◆ WHAT NEEDS TO BE DONE ◆
Determine the number of lines of the records below that include "data". Respond with the number and no other text.

====

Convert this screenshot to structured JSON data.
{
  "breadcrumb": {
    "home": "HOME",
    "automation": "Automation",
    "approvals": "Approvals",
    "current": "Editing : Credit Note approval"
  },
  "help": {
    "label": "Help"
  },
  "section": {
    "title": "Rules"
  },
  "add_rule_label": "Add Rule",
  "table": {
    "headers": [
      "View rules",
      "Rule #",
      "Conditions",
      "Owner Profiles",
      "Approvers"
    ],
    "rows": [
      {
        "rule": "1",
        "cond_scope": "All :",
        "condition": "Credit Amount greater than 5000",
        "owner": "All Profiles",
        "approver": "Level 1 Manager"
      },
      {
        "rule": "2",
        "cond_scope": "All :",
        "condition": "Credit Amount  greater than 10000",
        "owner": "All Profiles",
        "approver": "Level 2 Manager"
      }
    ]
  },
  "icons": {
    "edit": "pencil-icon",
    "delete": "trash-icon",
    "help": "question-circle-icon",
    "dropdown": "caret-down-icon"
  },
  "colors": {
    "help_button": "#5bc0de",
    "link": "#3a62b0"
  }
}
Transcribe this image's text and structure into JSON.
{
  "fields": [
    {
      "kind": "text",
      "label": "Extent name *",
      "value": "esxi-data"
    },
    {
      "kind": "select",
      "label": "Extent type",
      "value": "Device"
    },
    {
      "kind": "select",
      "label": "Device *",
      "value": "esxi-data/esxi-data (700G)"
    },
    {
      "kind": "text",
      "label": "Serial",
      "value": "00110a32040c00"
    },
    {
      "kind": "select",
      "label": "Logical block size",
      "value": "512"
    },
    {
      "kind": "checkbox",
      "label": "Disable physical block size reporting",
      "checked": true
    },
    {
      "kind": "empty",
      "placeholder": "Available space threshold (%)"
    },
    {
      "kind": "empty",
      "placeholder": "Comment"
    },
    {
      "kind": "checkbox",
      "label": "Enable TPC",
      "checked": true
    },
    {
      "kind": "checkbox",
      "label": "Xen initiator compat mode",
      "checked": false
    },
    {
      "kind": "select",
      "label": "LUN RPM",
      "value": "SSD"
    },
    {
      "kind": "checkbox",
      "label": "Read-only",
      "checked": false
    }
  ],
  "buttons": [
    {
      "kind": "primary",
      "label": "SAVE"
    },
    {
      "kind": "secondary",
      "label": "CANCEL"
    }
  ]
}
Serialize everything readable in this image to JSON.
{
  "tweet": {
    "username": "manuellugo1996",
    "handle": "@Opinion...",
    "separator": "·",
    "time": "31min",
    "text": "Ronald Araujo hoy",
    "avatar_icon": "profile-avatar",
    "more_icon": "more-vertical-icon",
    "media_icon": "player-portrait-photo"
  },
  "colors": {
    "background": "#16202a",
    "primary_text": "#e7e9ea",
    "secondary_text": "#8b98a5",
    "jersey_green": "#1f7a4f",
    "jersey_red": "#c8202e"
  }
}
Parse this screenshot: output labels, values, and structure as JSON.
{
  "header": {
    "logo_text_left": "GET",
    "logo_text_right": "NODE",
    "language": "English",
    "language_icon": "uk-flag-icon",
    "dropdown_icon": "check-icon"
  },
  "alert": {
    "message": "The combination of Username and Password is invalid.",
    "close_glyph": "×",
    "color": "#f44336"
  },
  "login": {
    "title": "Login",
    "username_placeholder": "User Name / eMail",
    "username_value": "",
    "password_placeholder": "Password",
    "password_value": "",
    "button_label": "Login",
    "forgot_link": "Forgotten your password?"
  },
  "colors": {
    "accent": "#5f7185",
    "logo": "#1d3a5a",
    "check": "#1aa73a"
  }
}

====

◆ ANSWER SECTION ◆
3